Problem requirements. Each line of the data below that carries the word "Avvocato" needs to be copied.

Page and application data records
+===+
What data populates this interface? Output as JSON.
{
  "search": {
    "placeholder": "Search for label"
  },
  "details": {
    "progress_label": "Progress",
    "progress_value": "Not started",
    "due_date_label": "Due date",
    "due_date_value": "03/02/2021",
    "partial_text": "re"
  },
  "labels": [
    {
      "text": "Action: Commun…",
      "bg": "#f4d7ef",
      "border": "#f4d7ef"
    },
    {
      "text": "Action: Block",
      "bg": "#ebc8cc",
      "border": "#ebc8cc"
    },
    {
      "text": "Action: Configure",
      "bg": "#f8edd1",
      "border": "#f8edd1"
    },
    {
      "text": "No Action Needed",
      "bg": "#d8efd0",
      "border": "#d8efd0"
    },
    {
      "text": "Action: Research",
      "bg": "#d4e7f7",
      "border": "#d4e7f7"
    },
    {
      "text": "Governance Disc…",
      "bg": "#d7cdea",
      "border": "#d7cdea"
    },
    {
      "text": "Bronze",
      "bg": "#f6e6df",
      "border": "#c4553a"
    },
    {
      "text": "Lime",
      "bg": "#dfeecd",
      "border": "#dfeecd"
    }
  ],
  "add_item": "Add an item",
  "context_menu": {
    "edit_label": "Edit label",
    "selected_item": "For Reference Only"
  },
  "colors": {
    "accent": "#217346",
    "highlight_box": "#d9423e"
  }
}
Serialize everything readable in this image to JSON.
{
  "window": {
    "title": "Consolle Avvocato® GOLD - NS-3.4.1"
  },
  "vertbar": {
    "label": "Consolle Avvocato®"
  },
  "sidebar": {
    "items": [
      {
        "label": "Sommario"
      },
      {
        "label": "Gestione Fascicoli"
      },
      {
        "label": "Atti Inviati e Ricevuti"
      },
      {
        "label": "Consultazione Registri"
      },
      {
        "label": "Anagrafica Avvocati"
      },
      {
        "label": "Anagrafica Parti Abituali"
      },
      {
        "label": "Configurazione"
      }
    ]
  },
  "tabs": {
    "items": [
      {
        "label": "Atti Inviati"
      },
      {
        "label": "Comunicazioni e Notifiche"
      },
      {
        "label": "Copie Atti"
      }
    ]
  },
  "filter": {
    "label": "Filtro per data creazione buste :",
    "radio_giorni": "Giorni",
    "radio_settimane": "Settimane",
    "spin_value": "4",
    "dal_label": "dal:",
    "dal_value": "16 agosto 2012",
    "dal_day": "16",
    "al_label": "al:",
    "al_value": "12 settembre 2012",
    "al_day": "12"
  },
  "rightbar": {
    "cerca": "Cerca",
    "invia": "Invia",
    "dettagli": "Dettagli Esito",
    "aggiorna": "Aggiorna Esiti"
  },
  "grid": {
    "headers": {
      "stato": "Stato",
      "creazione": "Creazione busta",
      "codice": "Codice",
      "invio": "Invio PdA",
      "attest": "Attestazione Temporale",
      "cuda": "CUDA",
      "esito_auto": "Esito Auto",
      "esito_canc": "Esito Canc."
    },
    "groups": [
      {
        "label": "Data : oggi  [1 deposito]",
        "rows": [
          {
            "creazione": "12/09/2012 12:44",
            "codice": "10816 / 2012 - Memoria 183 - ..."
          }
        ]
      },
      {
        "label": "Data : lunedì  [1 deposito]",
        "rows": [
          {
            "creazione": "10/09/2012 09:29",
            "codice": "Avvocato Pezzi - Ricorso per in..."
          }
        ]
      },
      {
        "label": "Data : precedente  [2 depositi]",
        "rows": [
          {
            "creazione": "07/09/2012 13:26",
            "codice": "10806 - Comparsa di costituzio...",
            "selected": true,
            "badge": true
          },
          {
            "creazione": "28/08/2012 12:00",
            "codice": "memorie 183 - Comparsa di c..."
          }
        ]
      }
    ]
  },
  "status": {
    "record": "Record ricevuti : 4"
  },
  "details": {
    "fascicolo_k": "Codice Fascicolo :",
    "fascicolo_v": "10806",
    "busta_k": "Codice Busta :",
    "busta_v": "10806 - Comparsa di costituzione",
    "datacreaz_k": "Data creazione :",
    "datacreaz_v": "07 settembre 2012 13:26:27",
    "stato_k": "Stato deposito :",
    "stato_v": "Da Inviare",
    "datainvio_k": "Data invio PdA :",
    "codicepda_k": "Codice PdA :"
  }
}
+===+
Response to the exercise.
    "title": "Consolle Avvocato® GOLD - NS-3.4.1"
    "label": "Consolle Avvocato®"
            "codice": "Avvocato Pezzi - Ricorso per in..."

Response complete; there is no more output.